◆ Work request
Set down again each entry exactly as it reads, pictures excluded.
== Extracted entries
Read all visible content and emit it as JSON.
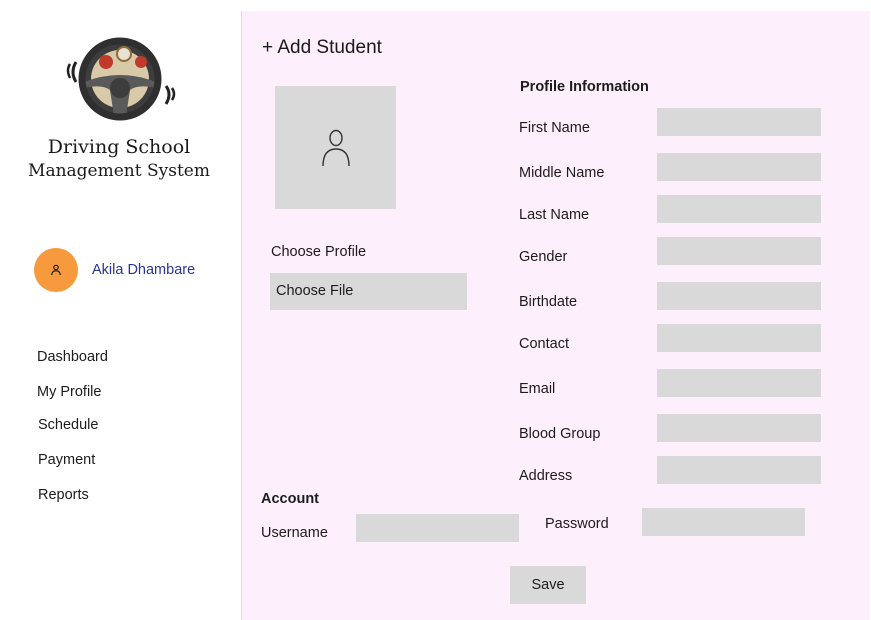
{
  "sidebar": {
    "brand_line1": "Driving School",
    "brand_line2": "Management System",
    "user_name": "Akila Dhambare",
    "nav": [
      "Dashboard",
      "My Profile",
      "Schedule",
      "Payment",
      "Reports"
    ]
  },
  "main": {
    "title": "+ Add Student",
    "choose_profile_label": "Choose Profile",
    "choose_file_label": "Choose File",
    "profile_heading": "Profile Information",
    "profile_fields": [
      {
        "label": "First Name",
        "value": ""
      },
      {
        "label": "Middle Name",
        "value": ""
      },
      {
        "label": "Last Name",
        "value": ""
      },
      {
        "label": "Gender",
        "value": ""
      },
      {
        "label": "Birthdate",
        "value": ""
      },
      {
        "label": "Contact",
        "value": ""
      },
      {
        "label": "Email",
        "value": ""
      },
      {
        "label": "Blood Group",
        "value": ""
      },
      {
        "label": "Address",
        "value": ""
      }
    ],
    "account_heading": "Account",
    "username_label": "Username",
    "password_label": "Password",
    "save_label": "Save"
  },
  "colors": {
    "main_bg": "#fdeffb",
    "field_bg": "#d9d9d9",
    "avatar_bg": "#f79a3e",
    "username_text": "#283593"
  },
  "icons": [
    "steering-wheel-logo",
    "user-icon",
    "avatar-user-icon"
  ]
}
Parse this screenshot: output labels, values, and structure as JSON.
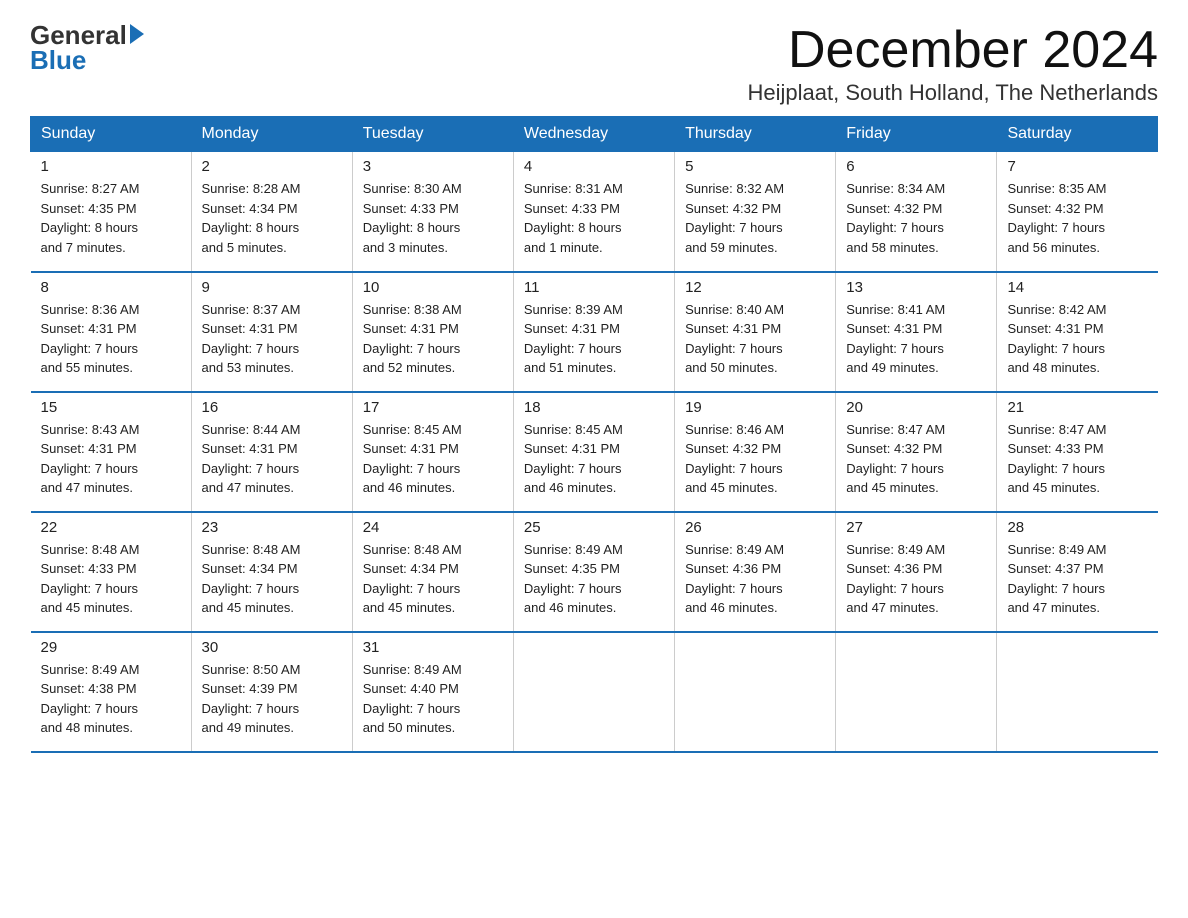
{
  "header": {
    "logo_general": "General",
    "logo_blue": "Blue",
    "month_title": "December 2024",
    "location": "Heijplaat, South Holland, The Netherlands"
  },
  "days_of_week": [
    "Sunday",
    "Monday",
    "Tuesday",
    "Wednesday",
    "Thursday",
    "Friday",
    "Saturday"
  ],
  "weeks": [
    [
      {
        "day": "1",
        "sunrise": "8:27 AM",
        "sunset": "4:35 PM",
        "daylight_hours": "8",
        "daylight_minutes": "7"
      },
      {
        "day": "2",
        "sunrise": "8:28 AM",
        "sunset": "4:34 PM",
        "daylight_hours": "8",
        "daylight_minutes": "5"
      },
      {
        "day": "3",
        "sunrise": "8:30 AM",
        "sunset": "4:33 PM",
        "daylight_hours": "8",
        "daylight_minutes": "3"
      },
      {
        "day": "4",
        "sunrise": "8:31 AM",
        "sunset": "4:33 PM",
        "daylight_hours": "8",
        "daylight_minutes": "1"
      },
      {
        "day": "5",
        "sunrise": "8:32 AM",
        "sunset": "4:32 PM",
        "daylight_hours": "7",
        "daylight_minutes": "59"
      },
      {
        "day": "6",
        "sunrise": "8:34 AM",
        "sunset": "4:32 PM",
        "daylight_hours": "7",
        "daylight_minutes": "58"
      },
      {
        "day": "7",
        "sunrise": "8:35 AM",
        "sunset": "4:32 PM",
        "daylight_hours": "7",
        "daylight_minutes": "56"
      }
    ],
    [
      {
        "day": "8",
        "sunrise": "8:36 AM",
        "sunset": "4:31 PM",
        "daylight_hours": "7",
        "daylight_minutes": "55"
      },
      {
        "day": "9",
        "sunrise": "8:37 AM",
        "sunset": "4:31 PM",
        "daylight_hours": "7",
        "daylight_minutes": "53"
      },
      {
        "day": "10",
        "sunrise": "8:38 AM",
        "sunset": "4:31 PM",
        "daylight_hours": "7",
        "daylight_minutes": "52"
      },
      {
        "day": "11",
        "sunrise": "8:39 AM",
        "sunset": "4:31 PM",
        "daylight_hours": "7",
        "daylight_minutes": "51"
      },
      {
        "day": "12",
        "sunrise": "8:40 AM",
        "sunset": "4:31 PM",
        "daylight_hours": "7",
        "daylight_minutes": "50"
      },
      {
        "day": "13",
        "sunrise": "8:41 AM",
        "sunset": "4:31 PM",
        "daylight_hours": "7",
        "daylight_minutes": "49"
      },
      {
        "day": "14",
        "sunrise": "8:42 AM",
        "sunset": "4:31 PM",
        "daylight_hours": "7",
        "daylight_minutes": "48"
      }
    ],
    [
      {
        "day": "15",
        "sunrise": "8:43 AM",
        "sunset": "4:31 PM",
        "daylight_hours": "7",
        "daylight_minutes": "47"
      },
      {
        "day": "16",
        "sunrise": "8:44 AM",
        "sunset": "4:31 PM",
        "daylight_hours": "7",
        "daylight_minutes": "47"
      },
      {
        "day": "17",
        "sunrise": "8:45 AM",
        "sunset": "4:31 PM",
        "daylight_hours": "7",
        "daylight_minutes": "46"
      },
      {
        "day": "18",
        "sunrise": "8:45 AM",
        "sunset": "4:31 PM",
        "daylight_hours": "7",
        "daylight_minutes": "46"
      },
      {
        "day": "19",
        "sunrise": "8:46 AM",
        "sunset": "4:32 PM",
        "daylight_hours": "7",
        "daylight_minutes": "45"
      },
      {
        "day": "20",
        "sunrise": "8:47 AM",
        "sunset": "4:32 PM",
        "daylight_hours": "7",
        "daylight_minutes": "45"
      },
      {
        "day": "21",
        "sunrise": "8:47 AM",
        "sunset": "4:33 PM",
        "daylight_hours": "7",
        "daylight_minutes": "45"
      }
    ],
    [
      {
        "day": "22",
        "sunrise": "8:48 AM",
        "sunset": "4:33 PM",
        "daylight_hours": "7",
        "daylight_minutes": "45"
      },
      {
        "day": "23",
        "sunrise": "8:48 AM",
        "sunset": "4:34 PM",
        "daylight_hours": "7",
        "daylight_minutes": "45"
      },
      {
        "day": "24",
        "sunrise": "8:48 AM",
        "sunset": "4:34 PM",
        "daylight_hours": "7",
        "daylight_minutes": "45"
      },
      {
        "day": "25",
        "sunrise": "8:49 AM",
        "sunset": "4:35 PM",
        "daylight_hours": "7",
        "daylight_minutes": "46"
      },
      {
        "day": "26",
        "sunrise": "8:49 AM",
        "sunset": "4:36 PM",
        "daylight_hours": "7",
        "daylight_minutes": "46"
      },
      {
        "day": "27",
        "sunrise": "8:49 AM",
        "sunset": "4:36 PM",
        "daylight_hours": "7",
        "daylight_minutes": "47"
      },
      {
        "day": "28",
        "sunrise": "8:49 AM",
        "sunset": "4:37 PM",
        "daylight_hours": "7",
        "daylight_minutes": "47"
      }
    ],
    [
      {
        "day": "29",
        "sunrise": "8:49 AM",
        "sunset": "4:38 PM",
        "daylight_hours": "7",
        "daylight_minutes": "48"
      },
      {
        "day": "30",
        "sunrise": "8:50 AM",
        "sunset": "4:39 PM",
        "daylight_hours": "7",
        "daylight_minutes": "49"
      },
      {
        "day": "31",
        "sunrise": "8:49 AM",
        "sunset": "4:40 PM",
        "daylight_hours": "7",
        "daylight_minutes": "50"
      },
      null,
      null,
      null,
      null
    ]
  ]
}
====
◆ The completed task
Read all visible content and emit it as JSON.
{
  "sidebar": {
    "brand_line1": "Driving School",
    "brand_line2": "Management System",
    "user_name": "Akila Dhambare",
    "nav": [
      "Dashboard",
      "My Profile",
      "Schedule",
      "Payment",
      "Reports"
    ]
  },
  "main": {
    "title": "+ Add Student",
    "choose_profile_label": "Choose Profile",
    "choose_file_label": "Choose File",
    "profile_heading": "Profile Information",
    "profile_fields": [
      {
        "label": "First Name",
        "value": ""
      },
      {
        "label": "Middle Name",
        "value": ""
      },
      {
        "label": "Last Name",
        "value": ""
      },
      {
        "label": "Gender",
        "value": ""
      },
      {
        "label": "Birthdate",
        "value": ""
      },
      {
        "label": "Contact",
        "value": ""
      },
      {
        "label": "Email",
        "value": ""
      },
      {
        "label": "Blood Group",
        "value": ""
      },
      {
        "label": "Address",
        "value": ""
      }
    ],
    "account_heading": "Account",
    "username_label": "Username",
    "password_label": "Password",
    "save_label": "Save"
  },
  "colors": {
    "main_bg": "#fdeffb",
    "field_bg": "#d9d9d9",
    "avatar_bg": "#f79a3e",
    "username_text": "#283593"
  },
  "icons": [
    "steering-wheel-logo",
    "user-icon",
    "avatar-user-icon"
  ]
}
Parse this screenshot: output labels, values, and structure as JSON.
{
  "header": {
    "logo_general": "General",
    "logo_blue": "Blue",
    "month_title": "December 2024",
    "location": "Heijplaat, South Holland, The Netherlands"
  },
  "days_of_week": [
    "Sunday",
    "Monday",
    "Tuesday",
    "Wednesday",
    "Thursday",
    "Friday",
    "Saturday"
  ],
  "weeks": [
    [
      {
        "day": "1",
        "sunrise": "8:27 AM",
        "sunset": "4:35 PM",
        "daylight_hours": "8",
        "daylight_minutes": "7"
      },
      {
        "day": "2",
        "sunrise": "8:28 AM",
        "sunset": "4:34 PM",
        "daylight_hours": "8",
        "daylight_minutes": "5"
      },
      {
        "day": "3",
        "sunrise": "8:30 AM",
        "sunset": "4:33 PM",
        "daylight_hours": "8",
        "daylight_minutes": "3"
      },
      {
        "day": "4",
        "sunrise": "8:31 AM",
        "sunset": "4:33 PM",
        "daylight_hours": "8",
        "daylight_minutes": "1"
      },
      {
        "day": "5",
        "sunrise": "8:32 AM",
        "sunset": "4:32 PM",
        "daylight_hours": "7",
        "daylight_minutes": "59"
      },
      {
        "day": "6",
        "sunrise": "8:34 AM",
        "sunset": "4:32 PM",
        "daylight_hours": "7",
        "daylight_minutes": "58"
      },
      {
        "day": "7",
        "sunrise": "8:35 AM",
        "sunset": "4:32 PM",
        "daylight_hours": "7",
        "daylight_minutes": "56"
      }
    ],
    [
      {
        "day": "8",
        "sunrise": "8:36 AM",
        "sunset": "4:31 PM",
        "daylight_hours": "7",
        "daylight_minutes": "55"
      },
      {
        "day": "9",
        "sunrise": "8:37 AM",
        "sunset": "4:31 PM",
        "daylight_hours": "7",
        "daylight_minutes": "53"
      },
      {
        "day": "10",
        "sunrise": "8:38 AM",
        "sunset": "4:31 PM",
        "daylight_hours": "7",
        "daylight_minutes": "52"
      },
      {
        "day": "11",
        "sunrise": "8:39 AM",
        "sunset": "4:31 PM",
        "daylight_hours": "7",
        "daylight_minutes": "51"
      },
      {
        "day": "12",
        "sunrise": "8:40 AM",
        "sunset": "4:31 PM",
        "daylight_hours": "7",
        "daylight_minutes": "50"
      },
      {
        "day": "13",
        "sunrise": "8:41 AM",
        "sunset": "4:31 PM",
        "daylight_hours": "7",
        "daylight_minutes": "49"
      },
      {
        "day": "14",
        "sunrise": "8:42 AM",
        "sunset": "4:31 PM",
        "daylight_hours": "7",
        "daylight_minutes": "48"
      }
    ],
    [
      {
        "day": "15",
        "sunrise": "8:43 AM",
        "sunset": "4:31 PM",
        "daylight_hours": "7",
        "daylight_minutes": "47"
      },
      {
        "day": "16",
        "sunrise": "8:44 AM",
        "sunset": "4:31 PM",
        "daylight_hours": "7",
        "daylight_minutes": "47"
      },
      {
        "day": "17",
        "sunrise": "8:45 AM",
        "sunset": "4:31 PM",
        "daylight_hours": "7",
        "daylight_minutes": "46"
      },
      {
        "day": "18",
        "sunrise": "8:45 AM",
        "sunset": "4:31 PM",
        "daylight_hours": "7",
        "daylight_minutes": "46"
      },
      {
        "day": "19",
        "sunrise": "8:46 AM",
        "sunset": "4:32 PM",
        "daylight_hours": "7",
        "daylight_minutes": "45"
      },
      {
        "day": "20",
        "sunrise": "8:47 AM",
        "sunset": "4:32 PM",
        "daylight_hours": "7",
        "daylight_minutes": "45"
      },
      {
        "day": "21",
        "sunrise": "8:47 AM",
        "sunset": "4:33 PM",
        "daylight_hours": "7",
        "daylight_minutes": "45"
      }
    ],
    [
      {
        "day": "22",
        "sunrise": "8:48 AM",
        "sunset": "4:33 PM",
        "daylight_hours": "7",
        "daylight_minutes": "45"
      },
      {
        "day": "23",
        "sunrise": "8:48 AM",
        "sunset": "4:34 PM",
        "daylight_hours": "7",
        "daylight_minutes": "45"
      },
      {
        "day": "24",
        "sunrise": "8:48 AM",
        "sunset": "4:34 PM",
        "daylight_hours": "7",
        "daylight_minutes": "45"
      },
      {
        "day": "25",
        "sunrise": "8:49 AM",
        "sunset": "4:35 PM",
        "daylight_hours": "7",
        "daylight_minutes": "46"
      },
      {
        "day": "26",
        "sunrise": "8:49 AM",
        "sunset": "4:36 PM",
        "daylight_hours": "7",
        "daylight_minutes": "46"
      },
      {
        "day": "27",
        "sunrise": "8:49 AM",
        "sunset": "4:36 PM",
        "daylight_hours": "7",
        "daylight_minutes": "47"
      },
      {
        "day": "28",
        "sunrise": "8:49 AM",
        "sunset": "4:37 PM",
        "daylight_hours": "7",
        "daylight_minutes": "47"
      }
    ],
    [
      {
        "day": "29",
        "sunrise": "8:49 AM",
        "sunset": "4:38 PM",
        "daylight_hours": "7",
        "daylight_minutes": "48"
      },
      {
        "day": "30",
        "sunrise": "8:50 AM",
        "sunset": "4:39 PM",
        "daylight_hours": "7",
        "daylight_minutes": "49"
      },
      {
        "day": "31",
        "sunrise": "8:49 AM",
        "sunset": "4:40 PM",
        "daylight_hours": "7",
        "daylight_minutes": "50"
      },
      null,
      null,
      null,
      null
    ]
  ]
}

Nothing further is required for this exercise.